Labour TD Anne Ferris voted against the Government on the Fatal Foetal Abnormality Private Members' Bill, which was defeated in the Dáil.

The bill was defeated by 104 votes to 20.

However, a Labour TD said he plans to introduce a new bill to allow for a termination of a pregnancy in situations where a foetus has no prospect of survival.

Four Labour deputies were not in the chamber for this evening's vote on Ms Daly's bill, but party whip Emmet Stagg said their absence had been agreed with the party beforehand.

Ahead of the vote, independent socialist TD Clare Daly, who proposed the bill, accused the Taoiseach of being a hypocrite if he would not to allow a referendum on the Eighth Amendment to go ahead.

She said the Government was proposing inaction and described the situation where women had to travel to England for an abortion as cruel, inhumane and a violation of human rights.

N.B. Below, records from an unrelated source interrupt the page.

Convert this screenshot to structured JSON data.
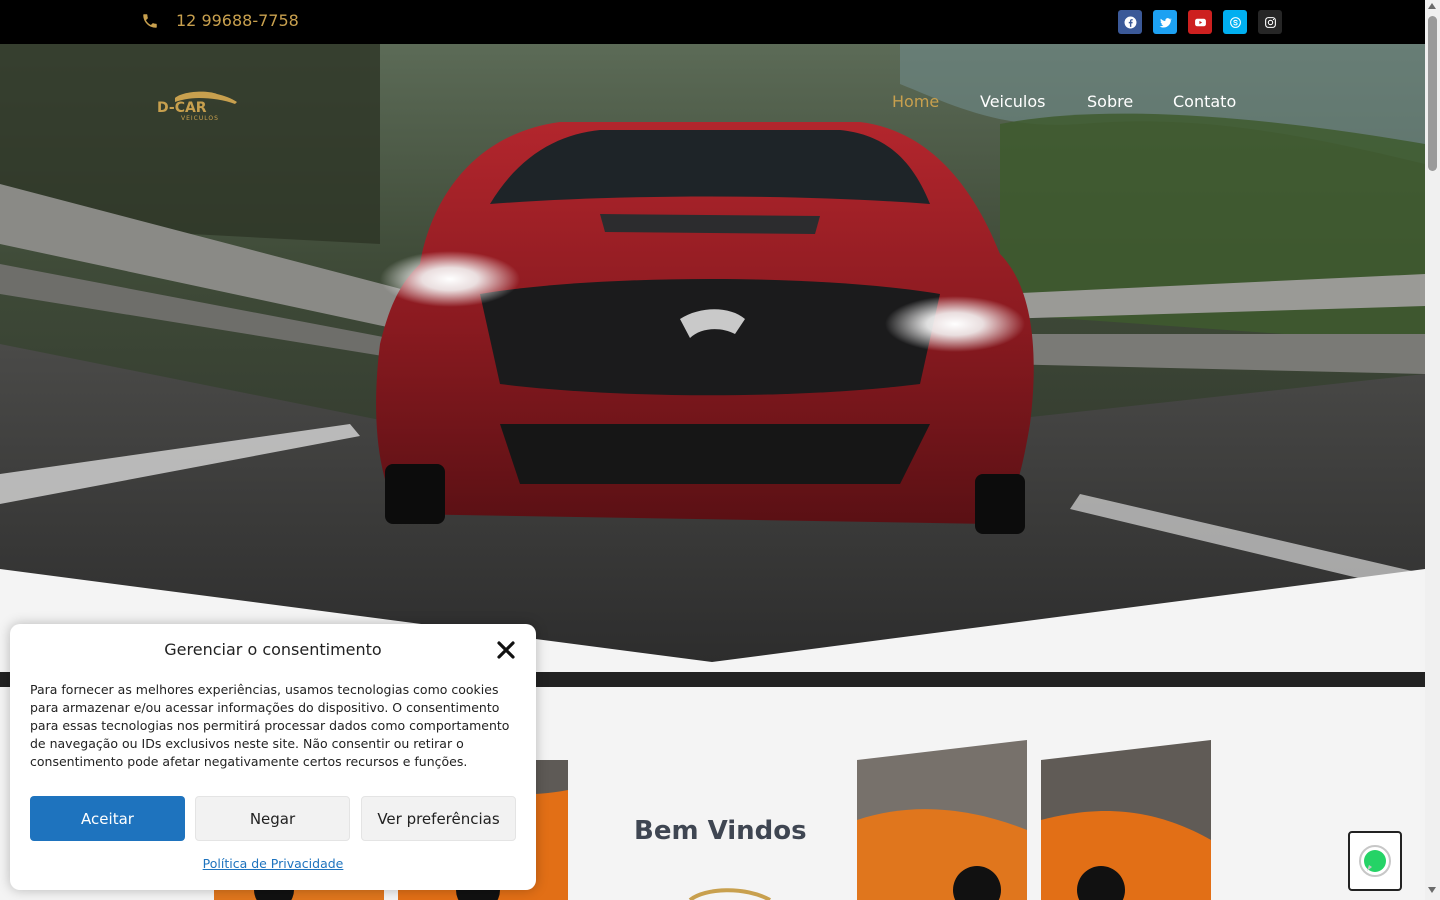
{
  "topbar": {
    "phone": "12 99688-7758",
    "phone_icon": "phone-icon",
    "social": [
      {
        "name": "facebook-icon",
        "color": "#3b5998"
      },
      {
        "name": "twitter-icon",
        "color": "#1da1f2"
      },
      {
        "name": "youtube-icon",
        "color": "#cd201f"
      },
      {
        "name": "skype-icon",
        "color": "#00aff0"
      },
      {
        "name": "instagram-icon",
        "color": "#262626"
      }
    ]
  },
  "header": {
    "logo_text": "D-CAR",
    "logo_subtext": "VEICULOS",
    "nav": [
      "Home",
      "Veiculos",
      "Sobre",
      "Contato"
    ],
    "active_nav": "Home"
  },
  "main": {
    "welcome_title": "Bem Vindos"
  },
  "consent": {
    "title": "Gerenciar o consentimento",
    "body": "Para fornecer as melhores experiências, usamos tecnologias como cookies para armazenar e/ou acessar informações do dispositivo. O consentimento para essas tecnologias nos permitirá processar dados como comportamento de navegação ou IDs exclusivos neste site. Não consentir ou retirar o consentimento pode afetar negativamente certos recursos e funções.",
    "accept_label": "Aceitar",
    "deny_label": "Negar",
    "prefs_label": "Ver preferências",
    "privacy_label": "Política de Privacidade"
  },
  "colors": {
    "accent": "#c8a04e",
    "primary_button": "#1e73be",
    "whatsapp": "#25d366"
  }
}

Ms Daly also said it was rubbish to say her bill was unconstitutional.

She also criticised the decision of Labour leader Joan Burton to impose the party whip on TDs ahead of the vote, saying that highly-paid parliamentarians are expected to come into a vote like "nodding donkeys" before they have all the facts.

Ms Ferris was the only Labour TD to vote against the Government.

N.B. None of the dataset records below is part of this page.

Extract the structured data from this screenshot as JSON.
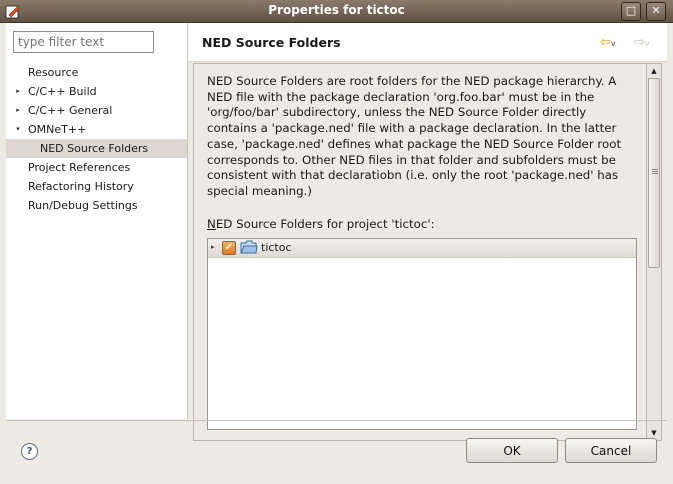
{
  "window": {
    "title": "Properties for tictoc",
    "maximize_glyph": "□",
    "close_glyph": "✕"
  },
  "sidebar": {
    "filter_placeholder": "type filter text",
    "items": [
      {
        "label": "Resource",
        "arrow": "",
        "indent": 0
      },
      {
        "label": "C/C++ Build",
        "arrow": "▸",
        "indent": 0
      },
      {
        "label": "C/C++ General",
        "arrow": "▸",
        "indent": 0
      },
      {
        "label": "OMNeT++",
        "arrow": "▾",
        "indent": 0
      },
      {
        "label": "NED Source Folders",
        "arrow": "",
        "indent": 1,
        "selected": true
      },
      {
        "label": "Project References",
        "arrow": "",
        "indent": 0
      },
      {
        "label": "Refactoring History",
        "arrow": "",
        "indent": 0
      },
      {
        "label": "Run/Debug Settings",
        "arrow": "",
        "indent": 0
      }
    ]
  },
  "page": {
    "title": "NED Source Folders",
    "back_glyph": "⇦",
    "forward_glyph": "⇨",
    "dropdown_glyph": "v",
    "description": "NED Source Folders are root folders for the NED package hierarchy. A NED file with the package declaration 'org.foo.bar' must be in the 'org/foo/bar' subdirectory, unless the NED Source Folder directly contains a 'package.ned' file with a package declaration. In the latter case, 'package.ned' defines what package the NED Source Folder root corresponds to. Other NED files in that folder and subfolders must be consistent with that declaratiobn (i.e. only the root 'package.ned' has special meaning.)",
    "list_label_mnemonic": "N",
    "list_label_rest": "ED Source Folders for project 'tictoc':",
    "folders": [
      {
        "label": "tictoc",
        "checked": true,
        "expander": "▸",
        "check_glyph": "✔"
      }
    ]
  },
  "scrollbar": {
    "up_glyph": "▲",
    "down_glyph": "▼"
  },
  "footer": {
    "help_glyph": "?",
    "ok_label": "OK",
    "cancel_label": "Cancel"
  },
  "colors": {
    "accent_checkbox": "#e8862c",
    "titlebar": "#6f6053",
    "selection": "#dcd8d1"
  }
}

Ahead of the vote, Labour deputies were given a briefing on the legal advice the Government has received, which indicates the bill is unconstitutional and a referendum is required to address the issue.

It is understood up to 20 speakers contributed, with many backing the party stance to oppose the measure on constitutional grounds.

Ms Ferris had told her colleagues she would be backing the bill and was supported by Waterford TD Ciara Conway.

However, Ms Conway voted with the Government against the measure.

Meanwhile, Labour TD Michael McNamara this evening said he will introduce a new bill to the Dáil that will allow for a termination of a pregnancy in situations where a foetus has no prospect of ever living outside the womb.

Mr McNamara said he was putting forward a bill that he believes will legislate for cases cases of fatal foetal abnormalities should be while remaining within the confines of the Constitution. 

Fianna Fáil leader Micheál Martin had said all members of the Dáil should be told of the Attorney General's advice on the bill if one group of deputies were.

Sinn Féin leader Gerry Adams also criticised the way all of the TDs in the Dáil had not been briefed on the Attorney General's advice.

Taoiseach Enda Kenny said the Attorney General has said the bill is unconstitutional as framed.

He said he does not speak for any minister about the briefing they give to their party and does not attend Labour party meetings. 

People Before Profit TD Richard Boyd Barret asked if a briefing was given to some deputies in the House, could deputies who would be required to vote on the proposal be given the same briefing.

The Taoiseach said the Attorney General gave formal legal advice to the Cabinet that the bill is unconstitutional and there are no documents other than that.

Ms Daly said this morning that if TDs "had any conscience" they would vote in favour of the bill, especially given that 20 Labour TDs wrote a letter to the then minister of health a number of years ago calling for such legislation.

Speaking on RTÉ's Morning Ireland, she said the whip was being imposed on the grounds that the bill was unconstitutional. 

Socialist Party TD Clare Daly speaks about the fatal foetal abnormalities bill


She said only the courts could adjudicate on whether a bill was constitutional or not, and she called on the Government to publish the advice given by the Attorney General in this regard. 

Minister for Pubic Expenditure and Reform Brendan Howlin said Labour wanted to give real redress to people dealing with fatal foetal abnormality and not enact legislation that is constitutionally infirm, which he said would be cruel.

Minister Brendan Howlin says Govt wants to give real redress

Tonight former minister for justice Alan Shatter said Fine Gael should deal with terminations involving fatal foetal abnormalities and also cases involving rape and incest after the next general election.

In a speech in his constituency, he said he believes there should be a commitment to deal with these issues in the party's manifesto.

Minister for Health Leo Varadkar has previously said the current abortion laws are too restrictive and, in relation to terminations in cases involving fatal foetal abnormalities, he said he will be recommending to his party that it is dealt with in the next Dáil.